How about you just meet with them outside, wearing masks, and staying distanced?

And an oximeter test has got to be next to useless. It’s perfectly possible to be infectious or even actively ill and not have low blood oxygen. Those may be useful to help judge whether somebody needs to be in the hospital; but not whether somebody’s infectious.

If you’ve come to an island specifically because it’s got a low infection rate – it would be really nasty of you to set off a round of infections there by encouraging a batch of additional people to come in from elsewhere to visit you.

My phone (Android) has a pulse-ox and heart rate monitor built in. I think some iPhones have it, but I’m not sure. I’m wondering if the OP mentioned checking pulse-ox levels because they already have the feature built in to their phone, so it’s not an extra expense.

Here’s one piece of info on iPhone pulse ox apps. Not worth using-could actually mislead you into not recognizing low O2 levels. I looked into it because I have an iPhone. Not going to now.

The utility of iPhone oximetry apps: A comparison with standard pulse oximetry measurement in the emergency department

[from PubMed]

A pulse oximeter can be gotten on Amazon very readily for $20-30 if needed for asthma or COPD. I have several in my nurse work bag.

Again, temp checks and pulse ox checks are theater, like one way aisles in stores and drive through window clerks wearing gloves.

This. I live with my husband and adult daughter, but we haven’t had any guests indoors since March, either. Hawaii has nice weather. If it’s a mansion, surely you have a lanai or patio or something where you could entertain your masked visitors.

Also, 5 days is the wrong amount of time. That’s just enough time for someone to go from “just exposed” to “highly infectious and about to show symptoms”. someone who has JUST been tested and tested negative might be incubating the virus, but probably has low levels. Someone who has been away from sources or exposure for 10 or 14 days is likely safe. But 2-5 days is probably the peak risk time.

One thing about temp checks, though, it’s a way to stop people that are very clearly symptomatic, at the door. These people, who have a fever, likely already feel like crap (because of the fever) and many have probably already assumed they have the virus and are trying to get one last shopping run done knowing they’re not going to be leaving the house for at least the next few days.

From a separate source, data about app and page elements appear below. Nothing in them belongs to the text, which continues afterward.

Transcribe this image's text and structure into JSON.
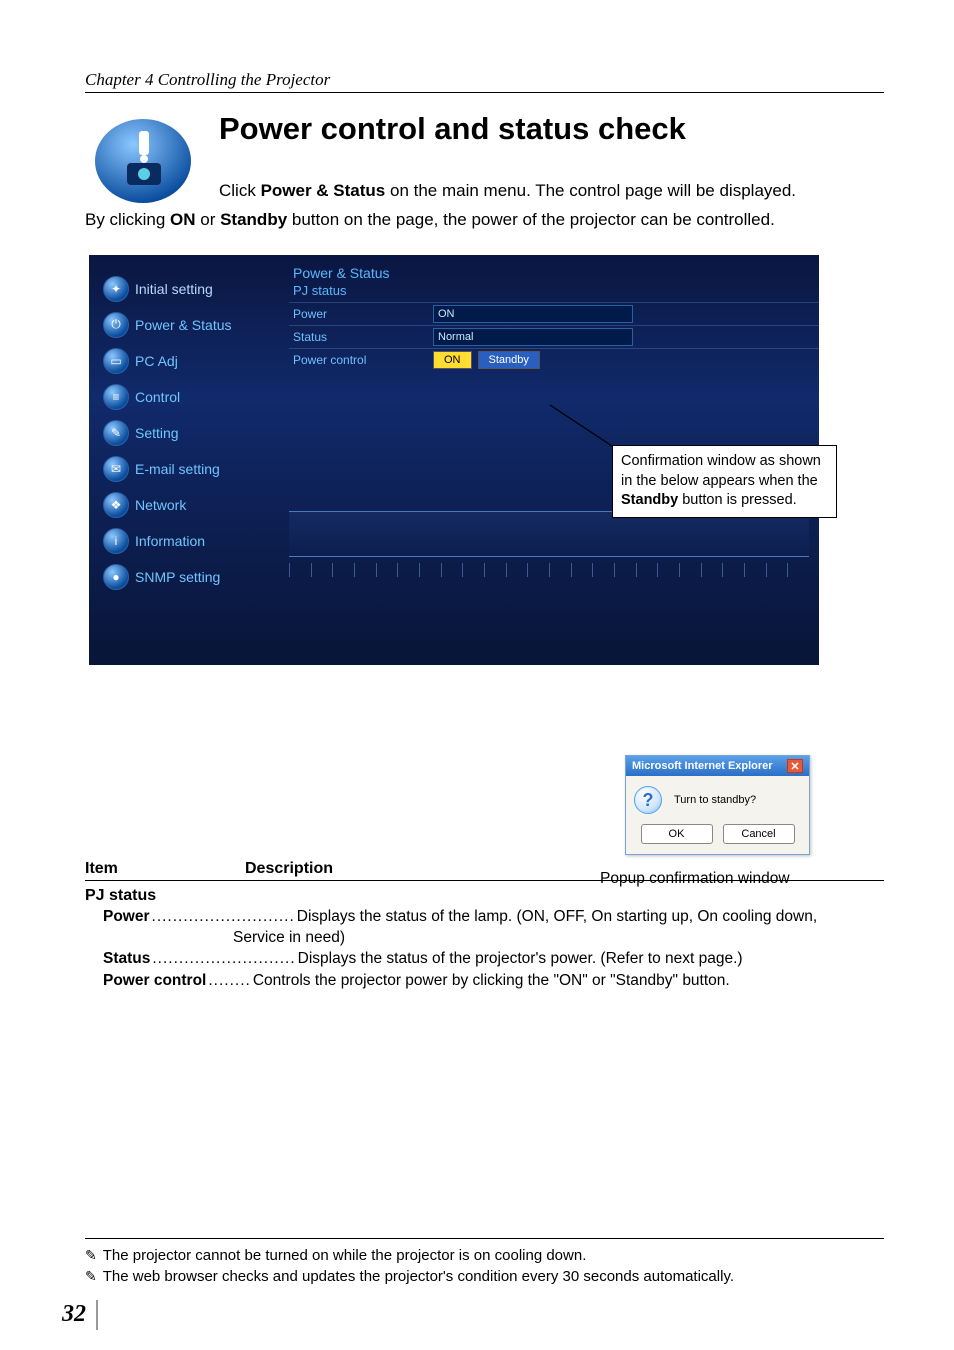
{
  "chapter": "Chapter 4 Controlling the Projector",
  "heading": "Power control and status check",
  "intro1a": "Click ",
  "intro1b": "Power & Status",
  "intro1c": " on the main menu. The control page will be displayed.",
  "intro2a": "By clicking ",
  "intro2b": "ON",
  "intro2c": " or ",
  "intro2d": "Standby",
  "intro2e": " button on the page, the power of the projector can be controlled.",
  "sidebar": {
    "items": [
      "Initial setting",
      "Power & Status",
      "PC Adj",
      "Control",
      "Setting",
      "E-mail setting",
      "Network",
      "Information",
      "SNMP setting"
    ]
  },
  "panel": {
    "title": "Power & Status",
    "subtitle": "PJ status",
    "rows": {
      "power_label": "Power",
      "power_value": "ON",
      "status_label": "Status",
      "status_value": "Normal",
      "control_label": "Power control",
      "btn_on": "ON",
      "btn_standby": "Standby"
    }
  },
  "callout": {
    "line1": "Confirmation window  as shown",
    "line2": "in the below appears  when the",
    "line3a": "Standby",
    "line3b": " button is pressed."
  },
  "popup": {
    "title": "Microsoft Internet Explorer",
    "message": "Turn to standby?",
    "ok": "OK",
    "cancel": "Cancel"
  },
  "popup_caption": "Popup confirmation window",
  "table": {
    "h1": "Item",
    "h2": "Description",
    "section": "PJ status",
    "r1_term": "Power",
    "r1_defn": "Displays the status of the lamp. (ON, OFF, On starting up, On cooling down,",
    "r1_cont": "Service in need)",
    "r2_term": "Status",
    "r2_defn": "Displays the status of the projector's power. (Refer to next page.)",
    "r3_term": "Power control",
    "r3_defn": "Controls the projector power by clicking the \"ON\" or \"Standby\" button."
  },
  "footnotes": {
    "n1": "The projector cannot be turned on while the projector is on cooling down.",
    "n2": "The web browser checks and updates the projector's condition every 30 seconds automatically."
  },
  "page_number": "32"
}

I know it’s not going to stop asymptomatic people or people that have the virus but no fever, but it may catch a few people. I’d say it’s leans towards the theater side of the spectrum, but it’s not entirely useless.

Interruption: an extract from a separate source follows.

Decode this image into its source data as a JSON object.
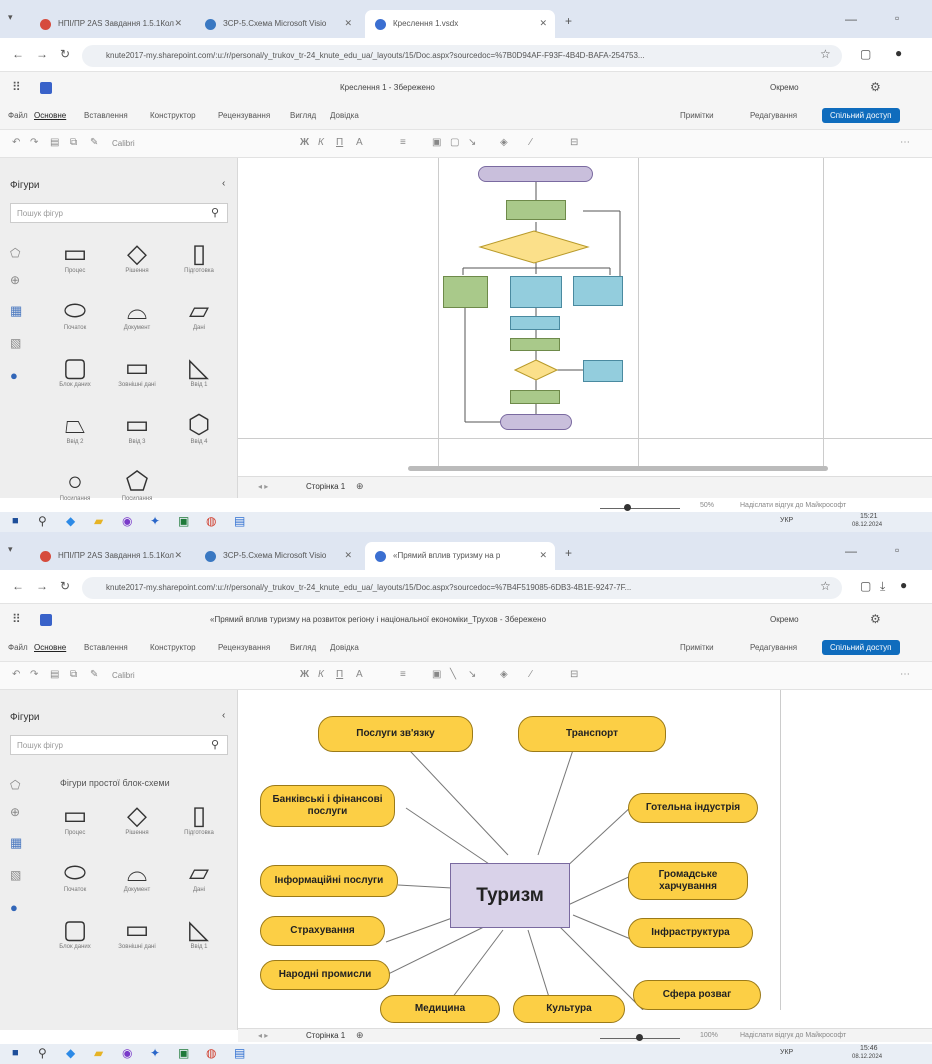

Clerks wearing gloves, at the very least, may protect them, provided they don’t let the contaminated exterior of the glove touch themselves. The useless glove wearers are the ones that are under the misconception that as long as they’re wearing gloves, they’re invincible. These are the people that are using winter/outdoor/work gloves that they’re almost certainly not washing from one day to the next, regularly touching the outside of and tossing them in places like their kitchen table. Similarly, the people that wear disposable gloves, but I watch them handle the tube at the bank/walk out of the store, get into their car and drive off with the gloves still on. If you wear disposable gloves, it’s fine, put them on before you touch the door to walk in and as soon as you exit, throw them in the first (outside) garbage you see…not on the ground, not left in a shopping cart, not in a display, put them in the garbage.
If you still have them on when you’re driving, unless you ALWAYS wear gloves while driving, you bringing all the contaminants into your car.

It’s tough when I know people really want to do the right thing, but they’re doing it so wrongly.